Yes, this is good. Even though we only have boys right now, I do try to be mindful about how and what I say about my body around them. It’s important that I watch what I say and think about my body for myself, but I think modeling this is also very important even with boys. I don’t want them to grow up thinking that women need to look a certain way in order to be pretty, beautiful, or healthy. I hope to model for them that bodies change, but they’re really amazing (especially a woman’s) and that no matter what being healthy is most important! 🙂
Thanks for your thoughts! What an important topic. I once read the advice: “Be your own parent.” This has given me lots to pause and consider as I raise two girls. What behavior and attitude and self-talk would I desire to see in their lives? How can I model that in my own life, applying those principles to myself and thereby modeling it to them?
Tiffany, this is such a good post! I struggle with it everyday. Being a girl mom, we have to constantly think about what we are unknowingly teaching our daughters. I have tried to get better about not making self-deprecating comments about my body or even congratulating others on being “skinny.” It is a slippery slope and it is too easy to start down it. I applaud everything you do, and love that you are teaching A to be a strong little girl! xoxo
You’re so right, Tiffany. And we talk about it at TiP, too, because finally the conversation is taking off! I love it! Mothers are starting to block the unhealthy noise from society and heal our body image for our daughters sake and our own. It’s liberating! More importantly, it will positively liberate future generations of women emotionally (and in ways we have yet to imagine).
Great points!! My daughter is about to turn seven, and this is very important to me, too.
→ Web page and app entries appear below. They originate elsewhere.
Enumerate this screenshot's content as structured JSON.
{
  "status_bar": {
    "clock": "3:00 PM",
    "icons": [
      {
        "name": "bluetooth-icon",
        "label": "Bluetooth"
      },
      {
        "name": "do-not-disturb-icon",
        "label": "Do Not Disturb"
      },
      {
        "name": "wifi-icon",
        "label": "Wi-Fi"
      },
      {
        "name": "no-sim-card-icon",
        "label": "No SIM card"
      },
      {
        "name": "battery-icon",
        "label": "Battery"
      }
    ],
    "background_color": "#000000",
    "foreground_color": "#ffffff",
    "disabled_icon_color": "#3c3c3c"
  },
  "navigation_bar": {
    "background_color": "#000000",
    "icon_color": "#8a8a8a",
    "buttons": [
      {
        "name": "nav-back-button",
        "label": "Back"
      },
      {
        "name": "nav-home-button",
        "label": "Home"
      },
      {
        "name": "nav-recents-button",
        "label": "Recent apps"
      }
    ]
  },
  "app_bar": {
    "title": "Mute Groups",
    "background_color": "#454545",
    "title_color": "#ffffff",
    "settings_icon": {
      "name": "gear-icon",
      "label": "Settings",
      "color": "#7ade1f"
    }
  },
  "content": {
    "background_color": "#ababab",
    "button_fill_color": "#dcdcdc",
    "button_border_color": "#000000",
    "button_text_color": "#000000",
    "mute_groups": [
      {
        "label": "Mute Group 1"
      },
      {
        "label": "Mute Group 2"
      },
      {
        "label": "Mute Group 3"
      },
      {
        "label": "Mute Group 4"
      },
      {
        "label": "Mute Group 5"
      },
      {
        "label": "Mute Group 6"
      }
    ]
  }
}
Oh body image… I worry about it all the time. I get concerned that when I’m not loving my body, that my children will see that. The healthy body image starts young. Children are impressionable. They watch us closely and listen even closer.
You’re doing a great job Tiffany!
Thanks for sharing.
This was such a great post girl!! My mom didn’t have the best body image of herself and I think that sort of fell onto me as I got older.. I thankfully haven’t ever had a problem with food or been “mean” to myself although I’ve said some things out loud while G was around and he sort of looked at me and said dont say that about yourself! I love what you are trying to teach A!! xo, biana
This is a really terrific post. It is SO important to teach our children, girls and boys, that people come in different shapes, sizes and colors and that everyone’s true beauty is in their thoughts and actions and not just in the superficial appearance of their bodies.
I hope you don’t mind my sharing a link below to an article on CNN from February, 2015, that highlighted a report from the child advocacy group, Common Sense Media, which shared that CHILDREN AS YOUNG AS 5 are concerned about their body image.
I find this a very, very disturbing phenomenon. All of us, parents or not, need to convey with our words and actions that a person’s worth and beauty are not defined by their outward appearance. Additionally, we need to put more effort into voicing our concerns to media and brands that continue to promote unhealthy standards through their words and images. We and our children deserve better.
Here’s the CNN article: http://www.cnn.com/2015/02/13/living/feat-body-image-kids-younger-ages/